▸ TASK INSTRUCTIONS
All of the records must come back exactly as they were given.

(Stored entries)
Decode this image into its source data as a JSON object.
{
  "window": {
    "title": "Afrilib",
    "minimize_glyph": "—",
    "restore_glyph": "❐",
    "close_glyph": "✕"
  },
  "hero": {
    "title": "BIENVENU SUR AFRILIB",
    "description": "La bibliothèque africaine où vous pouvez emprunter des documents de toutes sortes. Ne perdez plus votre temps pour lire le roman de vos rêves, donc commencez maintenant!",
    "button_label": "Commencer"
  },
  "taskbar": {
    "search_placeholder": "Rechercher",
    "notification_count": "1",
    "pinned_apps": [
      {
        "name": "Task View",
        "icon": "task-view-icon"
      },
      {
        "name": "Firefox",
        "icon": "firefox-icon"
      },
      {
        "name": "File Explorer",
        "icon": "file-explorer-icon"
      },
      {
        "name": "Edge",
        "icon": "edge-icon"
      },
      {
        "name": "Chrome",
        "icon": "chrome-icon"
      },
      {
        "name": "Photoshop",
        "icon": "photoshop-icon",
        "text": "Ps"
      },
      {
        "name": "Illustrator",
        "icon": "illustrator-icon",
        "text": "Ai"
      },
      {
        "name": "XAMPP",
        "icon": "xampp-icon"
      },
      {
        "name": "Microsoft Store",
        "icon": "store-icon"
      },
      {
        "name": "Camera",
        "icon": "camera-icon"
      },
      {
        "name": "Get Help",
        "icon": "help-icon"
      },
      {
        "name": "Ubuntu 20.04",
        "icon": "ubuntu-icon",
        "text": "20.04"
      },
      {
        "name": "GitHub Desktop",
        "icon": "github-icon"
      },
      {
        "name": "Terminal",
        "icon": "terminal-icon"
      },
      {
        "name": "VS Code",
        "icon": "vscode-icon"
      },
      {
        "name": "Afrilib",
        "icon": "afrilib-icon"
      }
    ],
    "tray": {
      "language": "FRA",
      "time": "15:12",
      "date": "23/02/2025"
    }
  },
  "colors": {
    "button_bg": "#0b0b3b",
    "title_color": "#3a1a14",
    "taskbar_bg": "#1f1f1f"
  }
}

▸ RESULT
Decode this image into its source data as a JSON object.
{
  "window": {
    "title": "Afrilib",
    "minimize_glyph": "—",
    "restore_glyph": "❐",
    "close_glyph": "✕"
  },
  "hero": {
    "title": "BIENVENU SUR AFRILIB",
    "description": "La bibliothèque africaine où vous pouvez emprunter des documents de toutes sortes. Ne perdez plus votre temps pour lire le roman de vos rêves, donc commencez maintenant!",
    "button_label": "Commencer"
  },
  "taskbar": {
    "search_placeholder": "Rechercher",
    "notification_count": "1",
    "pinned_apps": [
      {
        "name": "Task View",
        "icon": "task-view-icon"
      },
      {
        "name": "Firefox",
        "icon": "firefox-icon"
      },
      {
        "name": "File Explorer",
        "icon": "file-explorer-icon"
      },
      {
        "name": "Edge",
        "icon": "edge-icon"
      },
      {
        "name": "Chrome",
        "icon": "chrome-icon"
      },
      {
        "name": "Photoshop",
        "icon": "photoshop-icon",
        "text": "Ps"
      },
      {
        "name": "Illustrator",
        "icon": "illustrator-icon",
        "text": "Ai"
      },
      {
        "name": "XAMPP",
        "icon": "xampp-icon"
      },
      {
        "name": "Microsoft Store",
        "icon": "store-icon"
      },
      {
        "name": "Camera",
        "icon": "camera-icon"
      },
      {
        "name": "Get Help",
        "icon": "help-icon"
      },
      {
        "name": "Ubuntu 20.04",
        "icon": "ubuntu-icon",
        "text": "20.04"
      },
      {
        "name": "GitHub Desktop",
        "icon": "github-icon"
      },
      {
        "name": "Terminal",
        "icon": "terminal-icon"
      },
      {
        "name": "VS Code",
        "icon": "vscode-icon"
      },
      {
        "name": "Afrilib",
        "icon": "afrilib-icon"
      }
    ],
    "tray": {
      "language": "FRA",
      "time": "15:12",
      "date": "23/02/2025"
    }
  },
  "colors": {
    "button_bg": "#0b0b3b",
    "title_color": "#3a1a14",
    "taskbar_bg": "#1f1f1f"
  }
}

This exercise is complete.